* _GOAL OF THE EXERCISE_
Pull out from the material below all lines with "Άλλες".

* _INPUT RECORDS_
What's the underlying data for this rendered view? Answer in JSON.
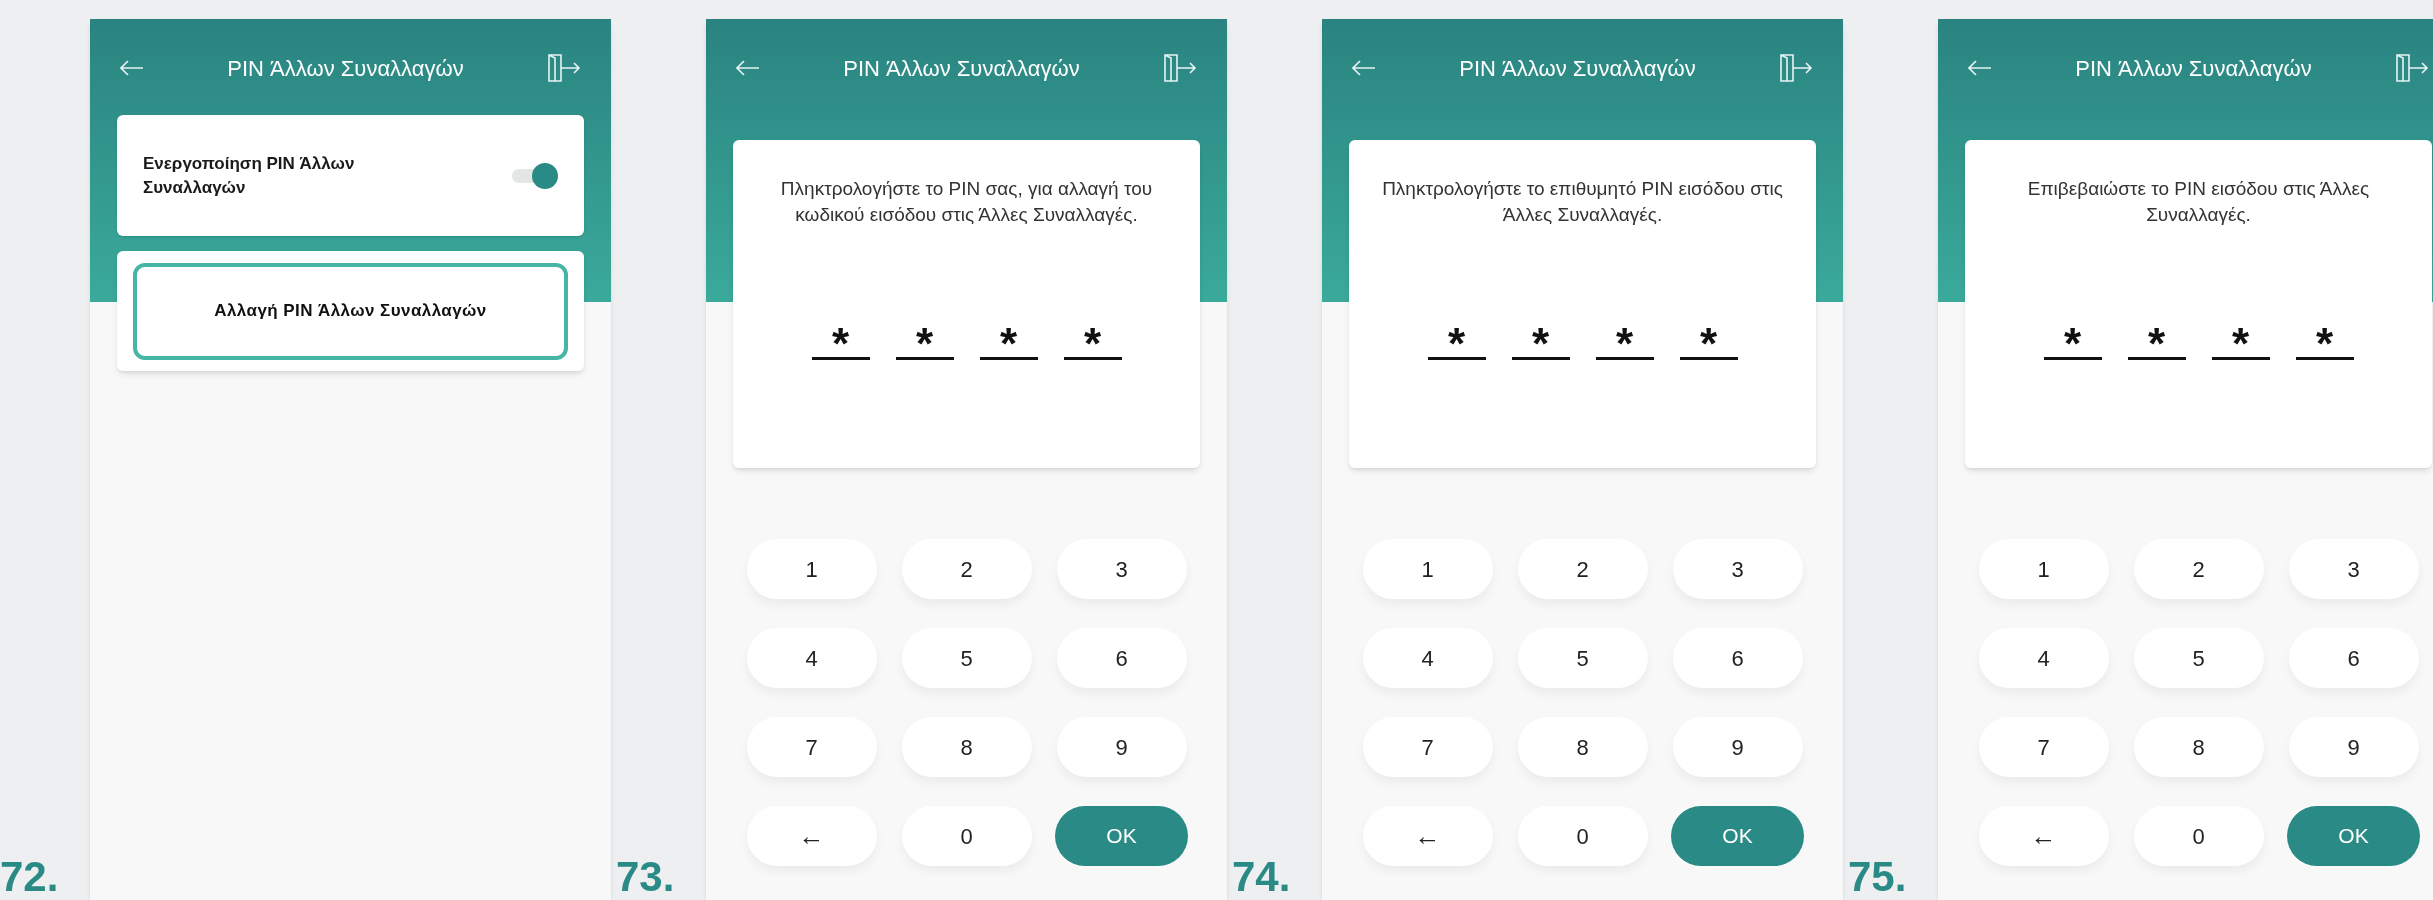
{
  "steps": [
    {
      "number": "72.",
      "screen": {
        "kind": "settings",
        "header": {
          "title": "PIN Άλλων Συναλλαγών"
        },
        "toggle": {
          "label": "Ενεργοποίηση PIN Άλλων Συναλλαγών",
          "on": true
        },
        "action": {
          "label": "Αλλαγή PIN Άλλων Συναλλαγών",
          "highlighted": true
        }
      }
    },
    {
      "number": "73.",
      "screen": {
        "kind": "pin_entry",
        "header": {
          "title": "PIN Άλλων Συναλλαγών"
        },
        "prompt": "Πληκτρολογήστε το PIN σας, για αλλαγή του κωδικού εισόδου στις Άλλες Συναλλαγές.",
        "pin_digits": [
          "*",
          "*",
          "*",
          "*"
        ],
        "keys": [
          {
            "kind": "digit",
            "label": "1"
          },
          {
            "kind": "digit",
            "label": "2"
          },
          {
            "kind": "digit",
            "label": "3"
          },
          {
            "kind": "digit",
            "label": "4"
          },
          {
            "kind": "digit",
            "label": "5"
          },
          {
            "kind": "digit",
            "label": "6"
          },
          {
            "kind": "digit",
            "label": "7"
          },
          {
            "kind": "digit",
            "label": "8"
          },
          {
            "kind": "digit",
            "label": "9"
          },
          {
            "kind": "backspace",
            "label": "←"
          },
          {
            "kind": "digit",
            "label": "0"
          },
          {
            "kind": "ok",
            "label": "OK"
          }
        ]
      }
    },
    {
      "number": "74.",
      "screen": {
        "kind": "pin_entry",
        "header": {
          "title": "PIN Άλλων Συναλλαγών"
        },
        "prompt": "Πληκτρολογήστε το επιθυμητό PIN εισόδου στις Άλλες Συναλλαγές.",
        "pin_digits": [
          "*",
          "*",
          "*",
          "*"
        ],
        "keys": [
          {
            "kind": "digit",
            "label": "1"
          },
          {
            "kind": "digit",
            "label": "2"
          },
          {
            "kind": "digit",
            "label": "3"
          },
          {
            "kind": "digit",
            "label": "4"
          },
          {
            "kind": "digit",
            "label": "5"
          },
          {
            "kind": "digit",
            "label": "6"
          },
          {
            "kind": "digit",
            "label": "7"
          },
          {
            "kind": "digit",
            "label": "8"
          },
          {
            "kind": "digit",
            "label": "9"
          },
          {
            "kind": "backspace",
            "label": "←"
          },
          {
            "kind": "digit",
            "label": "0"
          },
          {
            "kind": "ok",
            "label": "OK"
          }
        ]
      }
    },
    {
      "number": "75.",
      "screen": {
        "kind": "pin_entry",
        "header": {
          "title": "PIN Άλλων Συναλλαγών"
        },
        "prompt": "Επιβεβαιώστε το PIN εισόδου στις Άλλες Συναλλαγές.",
        "pin_digits": [
          "*",
          "*",
          "*",
          "*"
        ],
        "keys": [
          {
            "kind": "digit",
            "label": "1"
          },
          {
            "kind": "digit",
            "label": "2"
          },
          {
            "kind": "digit",
            "label": "3"
          },
          {
            "kind": "digit",
            "label": "4"
          },
          {
            "kind": "digit",
            "label": "5"
          },
          {
            "kind": "digit",
            "label": "6"
          },
          {
            "kind": "digit",
            "label": "7"
          },
          {
            "kind": "digit",
            "label": "8"
          },
          {
            "kind": "digit",
            "label": "9"
          },
          {
            "kind": "backspace",
            "label": "←"
          },
          {
            "kind": "digit",
            "label": "0"
          },
          {
            "kind": "ok",
            "label": "OK"
          }
        ]
      }
    }
  ]
}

* _WRITTEN ANSWER_
        "prompt": "Πληκτρολογήστε το PIN σας, για αλλαγή του κωδικού εισόδου στις Άλλες Συναλλαγές.",
        "prompt": "Πληκτρολογήστε το επιθυμητό PIN εισόδου στις Άλλες Συναλλαγές.",
        "prompt": "Επιβεβαιώστε το PIN εισόδου στις Άλλες Συναλλαγές.",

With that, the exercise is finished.